The City with a Short Fuse | Foreign Policy
By Rushda Majeed
Civil unrest had earned Solo the dubious title of sumbu pendek — the city with a “short fuse.” In 1998 — as the effects of the Asian financial crisis deepened — crowds protesting rising oil prices, food shortages, and unemployment destroyed or damaged 330 businesses and 900 vehicles, most belonging to the ethnic Chinese minority. In 1999, violence flared again when supporters of the losing presidential candidate burned down Solo’s City Hall.
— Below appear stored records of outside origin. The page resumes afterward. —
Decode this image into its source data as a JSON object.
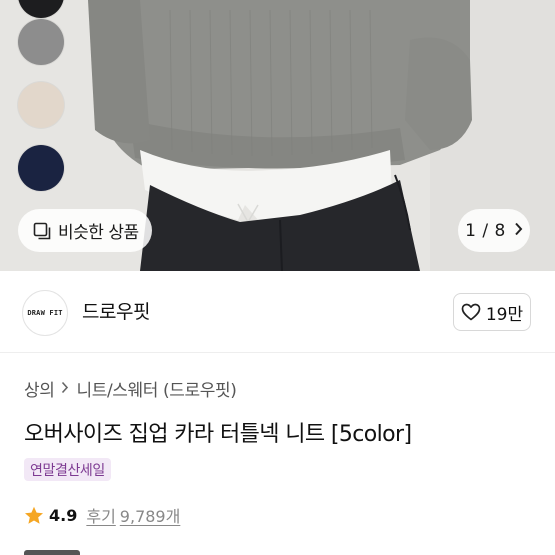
{
  "hero": {
    "swatches": [
      {
        "name": "black",
        "color": "#1d1d1f"
      },
      {
        "name": "gray",
        "color": "#8d8d8d"
      },
      {
        "name": "beige",
        "color": "#e2d7cb"
      },
      {
        "name": "navy",
        "color": "#1a2341"
      }
    ],
    "similar_label": "비슷한 상품",
    "pager_text": "1 / 8"
  },
  "brand": {
    "logo_text": "DRAW FIT",
    "name": "드로우핏",
    "likes": "19만"
  },
  "product": {
    "breadcrumb": [
      "상의",
      "니트/스웨터 (드로우핏)"
    ],
    "title": "오버사이즈 집업 카라 터틀넥 니트 [5color]",
    "badge": "연말결산세일",
    "rating": "4.9",
    "review_label": "후기",
    "review_count": "9,789개"
  },
  "colors": {
    "sweater": "#8e8f8b",
    "shirt": "#f5f5f3",
    "pants": "#26272b",
    "background": "#e6e5e2",
    "star": "#f5a623",
    "badge_bg": "#f2e8f6",
    "badge_text": "#7d3a92"
  }
}
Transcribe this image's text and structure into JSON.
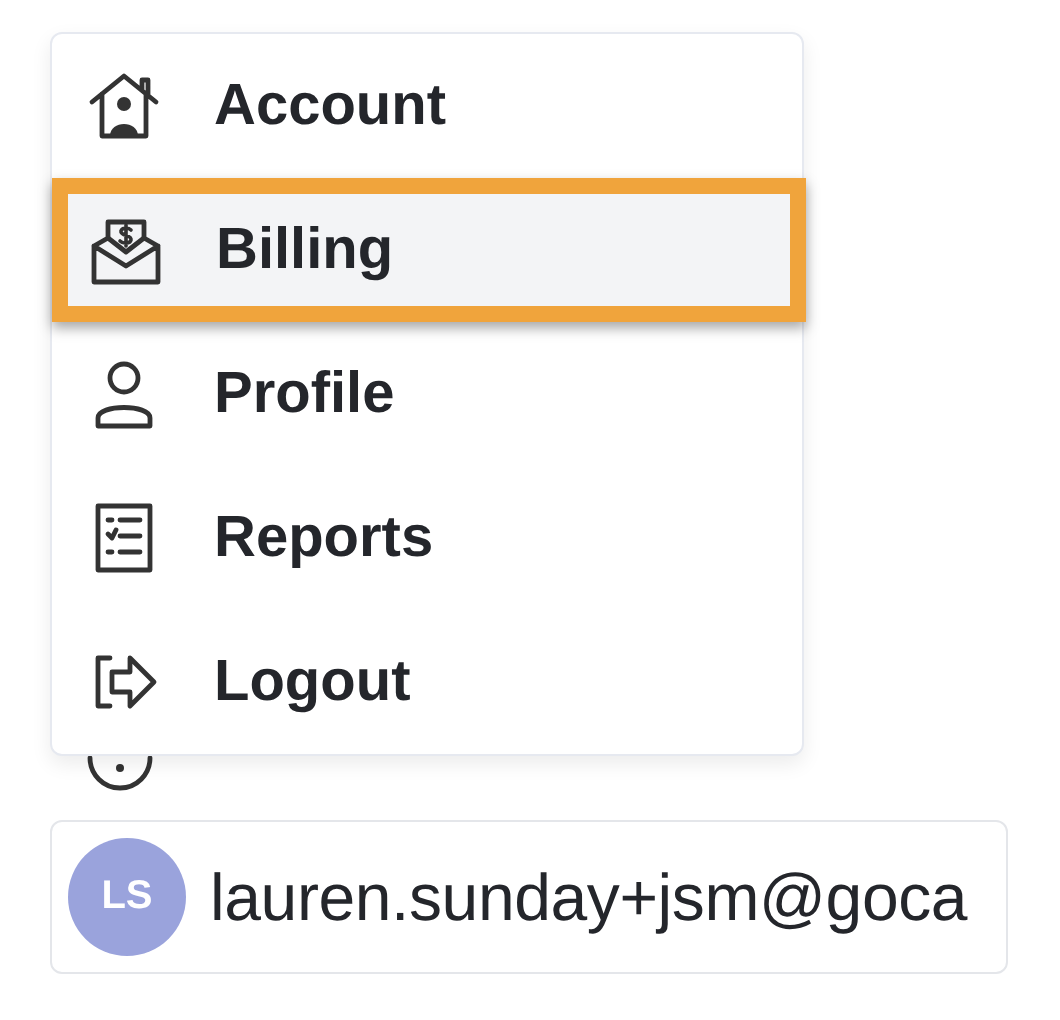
{
  "menu": {
    "items": [
      {
        "label": "Account",
        "kind": "account",
        "selected": false
      },
      {
        "label": "Billing",
        "kind": "billing",
        "selected": true
      },
      {
        "label": "Profile",
        "kind": "profile",
        "selected": false
      },
      {
        "label": "Reports",
        "kind": "reports",
        "selected": false
      },
      {
        "label": "Logout",
        "kind": "logout",
        "selected": false
      }
    ]
  },
  "user": {
    "initials": "LS",
    "email": "lauren.sunday+jsm@goca"
  }
}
An International Crisis Group report also traced roots of the militant Islamic organization Jemaah Islamiyah — a Southeast Asian group with links to al Qaeda — to Solo.
Photo: Tian Yake/Flickr